Legacy of Downtown Brooklyn Traffic Calming Advocates Continues
A bit more background on the generous neckdown at Smith and Bergen spotlighted earlier today: This pedestrian amenity never would have been built without the long-term organizing for the Downtown Brooklyn Traffic Calming Project. Street protests and advocacy campaigns stretching back more than a dozen years are bearing fruit now.
And advocates are still on their game, pushing for more. This slideshow comes from Dave "Paco" Abraham, a volunteer with Transportation Alternatives’ Brooklyn Committee who’s had his eye on the corner of Smith and Bergen in particular. "I always thought that intersection needed something," he said. Thousands of commuters pass through the subway entrances on these corners every day. You’ve got students walking to schools on Bergen and customers heading to the restaurant row on Smith. They’re all contending with traffic that tends to accelerate on the excessively wide Bergen as drivers try to make the light at Court Street.

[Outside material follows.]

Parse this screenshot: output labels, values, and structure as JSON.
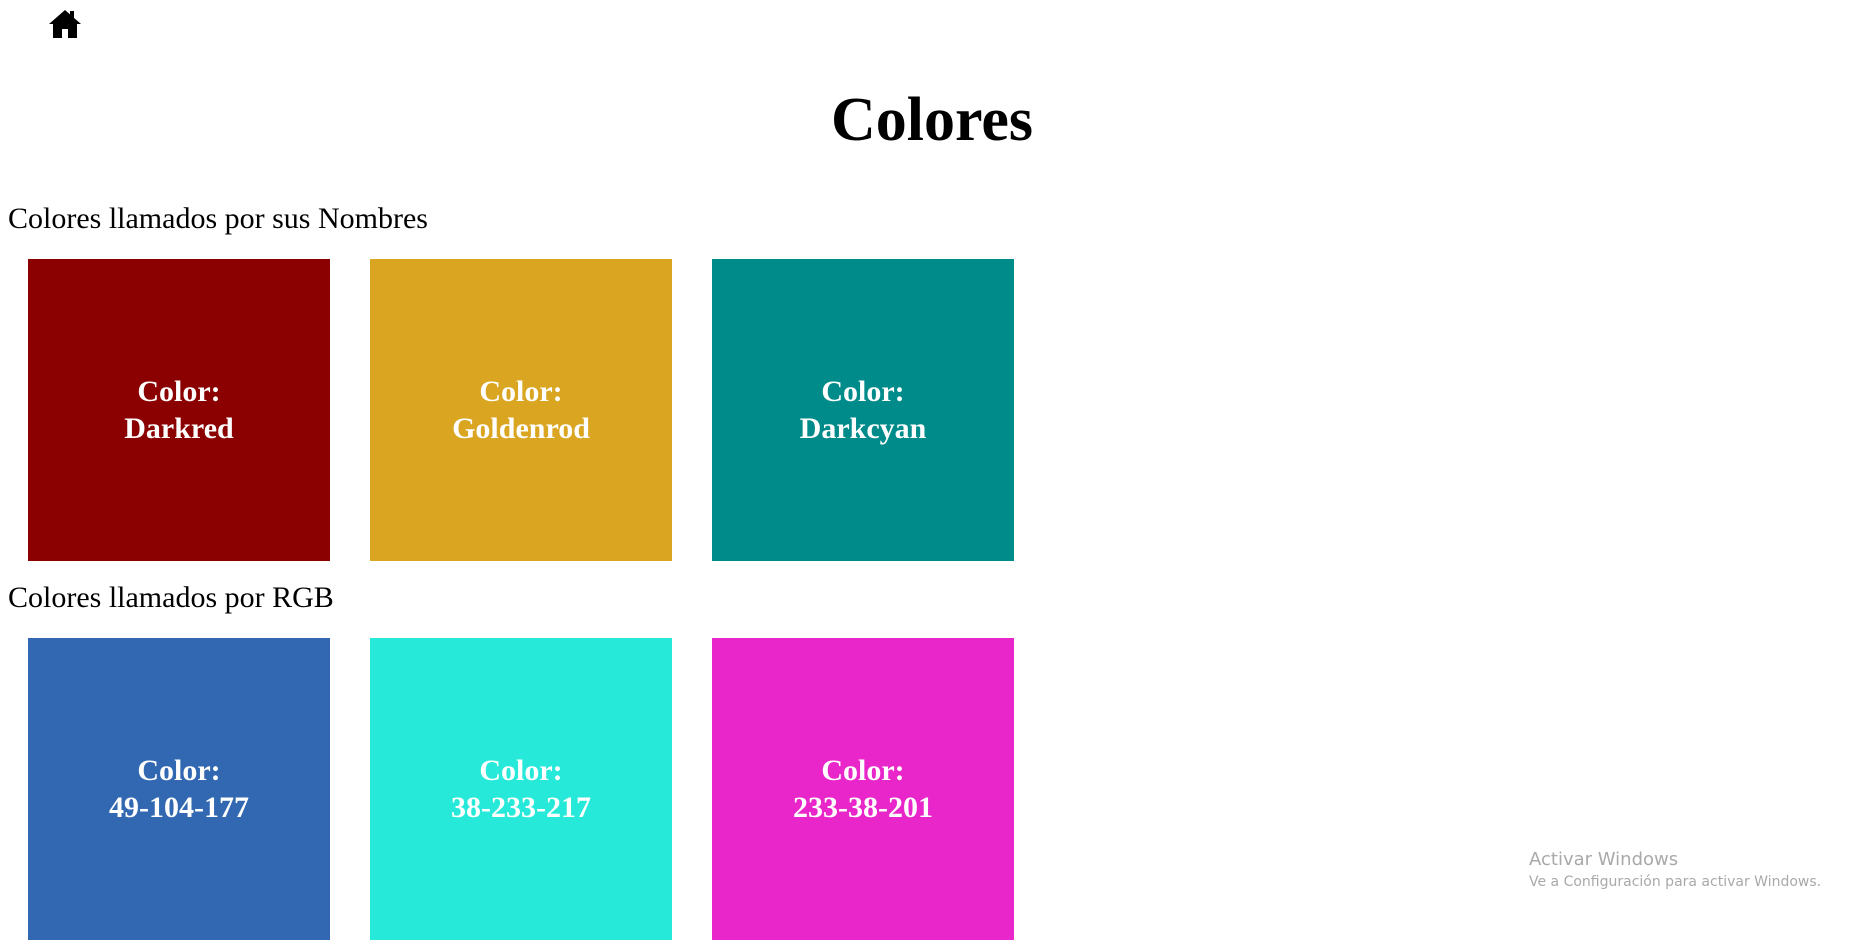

When Abraham heard the city was moving on a big slate of downtown Brooklyn traffic calming measures, he drew up a letter urging the maximum possible sidewalk extension and the addition of bike parking at the northwest corner of the intersection. He met with more than a dozen merchants in the immediate vicinity and asked them to sign on. "I don’t think there

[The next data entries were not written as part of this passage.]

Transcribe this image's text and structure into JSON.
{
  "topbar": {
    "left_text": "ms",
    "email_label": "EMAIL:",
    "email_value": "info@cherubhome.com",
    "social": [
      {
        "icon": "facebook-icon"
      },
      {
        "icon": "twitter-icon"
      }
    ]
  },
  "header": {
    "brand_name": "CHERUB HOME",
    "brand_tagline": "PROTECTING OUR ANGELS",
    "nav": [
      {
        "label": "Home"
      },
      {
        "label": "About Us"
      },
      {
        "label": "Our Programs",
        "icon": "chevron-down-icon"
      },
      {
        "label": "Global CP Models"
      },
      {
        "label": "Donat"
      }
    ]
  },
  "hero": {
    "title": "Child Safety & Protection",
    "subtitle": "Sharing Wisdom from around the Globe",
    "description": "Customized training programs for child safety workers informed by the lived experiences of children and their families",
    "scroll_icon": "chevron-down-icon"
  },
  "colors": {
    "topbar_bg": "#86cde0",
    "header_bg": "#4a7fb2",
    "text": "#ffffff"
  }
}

was a place I went to that said no," he says. "It was tremendous." He also garnered support from local civic groups and the two nearest schools — the Brooklyn Heights Montessori School and the Mary McDowell Learning Center.
It’s hard to say precisely what effect Abraham’s campaign had on the final outcome at this intersection. But there’s a lot more sidewalk real estate here than at your typical curb extension, and, at the very least, DOT knew there was widespread local support for something ambitious, thanks to his organizing. DOT is considering the addition of bike parking, a spokesman told Streetsblog earlier this week.

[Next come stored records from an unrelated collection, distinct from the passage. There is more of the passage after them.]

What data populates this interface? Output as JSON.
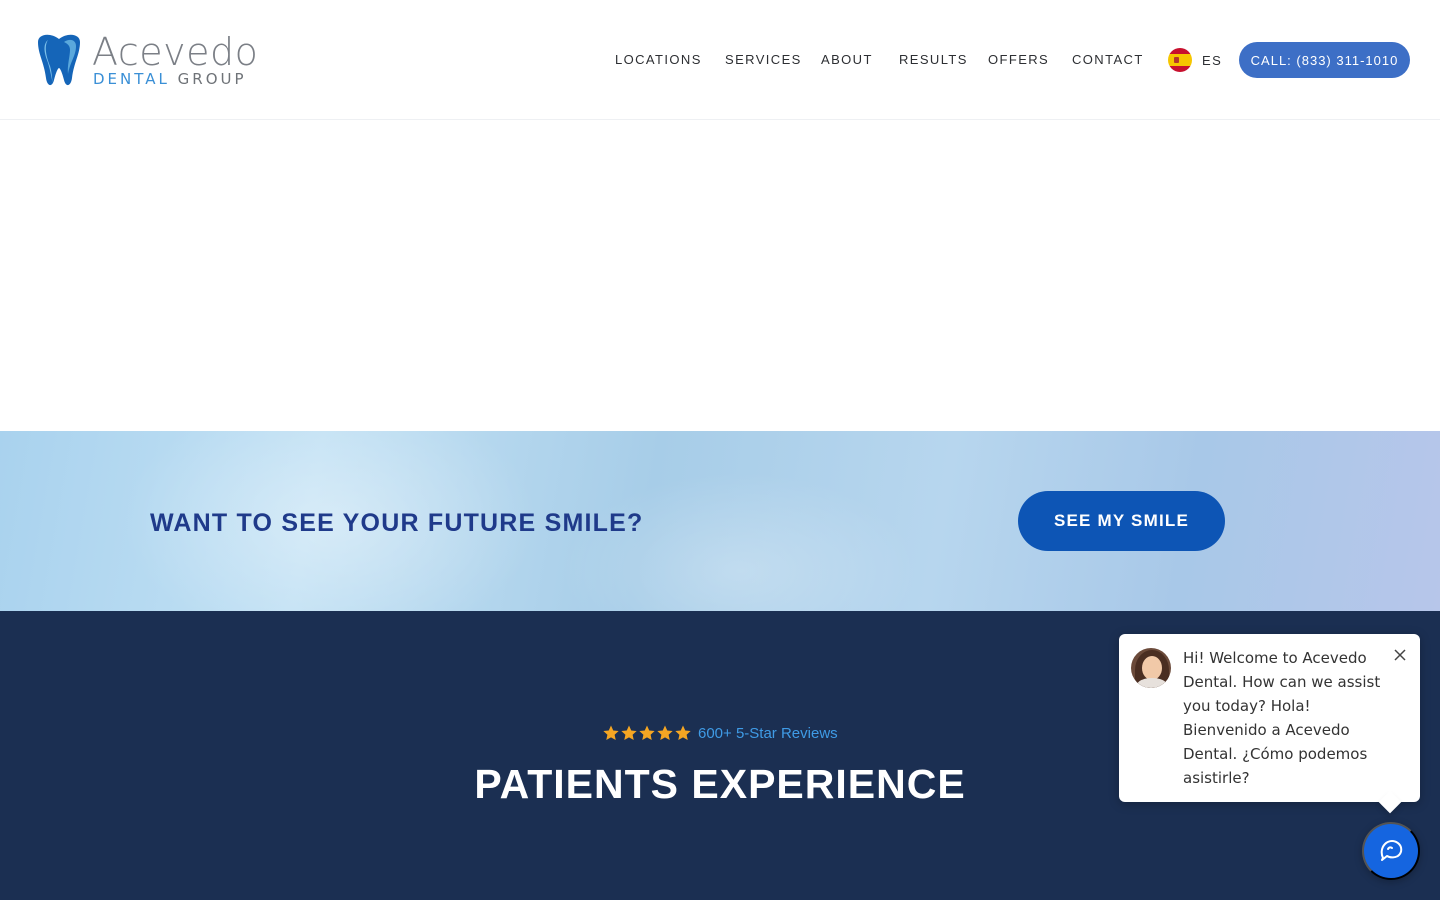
{
  "brand": {
    "name": "Acevedo",
    "sub_dental": "DENTAL",
    "sub_group": "GROUP"
  },
  "nav": {
    "items": [
      "LOCATIONS",
      "SERVICES",
      "ABOUT",
      "RESULTS",
      "OFFERS",
      "CONTACT"
    ],
    "language": "ES",
    "call_label": "CALL: (833) 311-1010"
  },
  "smile_banner": {
    "title": "WANT TO SEE YOUR FUTURE SMILE?",
    "button_label": "SEE MY SMILE"
  },
  "reviews": {
    "stars": 5,
    "count_label": "600+ 5-Star Reviews",
    "title": "PATIENTS EXPERIENCE"
  },
  "chat": {
    "message": "Hi! Welcome to Acevedo Dental. How can we assist you today? Hola! Bienvenido a Acevedo Dental. ¿Cómo podemos asistirle?",
    "close_icon": "close-icon",
    "launcher_icon": "chat-bubble-icon"
  },
  "colors": {
    "accent_blue": "#3d6fc6",
    "cta_blue": "#0d55b5",
    "navy": "#1b2f52",
    "banner_title": "#1f3a8a",
    "star_gold": "#f5a623",
    "reviews_link": "#3f9be6",
    "chat_launcher": "#1565e0"
  }
}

If you’re interested in putting together a similar campaign for a specific intersection, Abraham has a whole tutorial about building momentum for a "bike parking swap" posted on the Livable Streets Community site.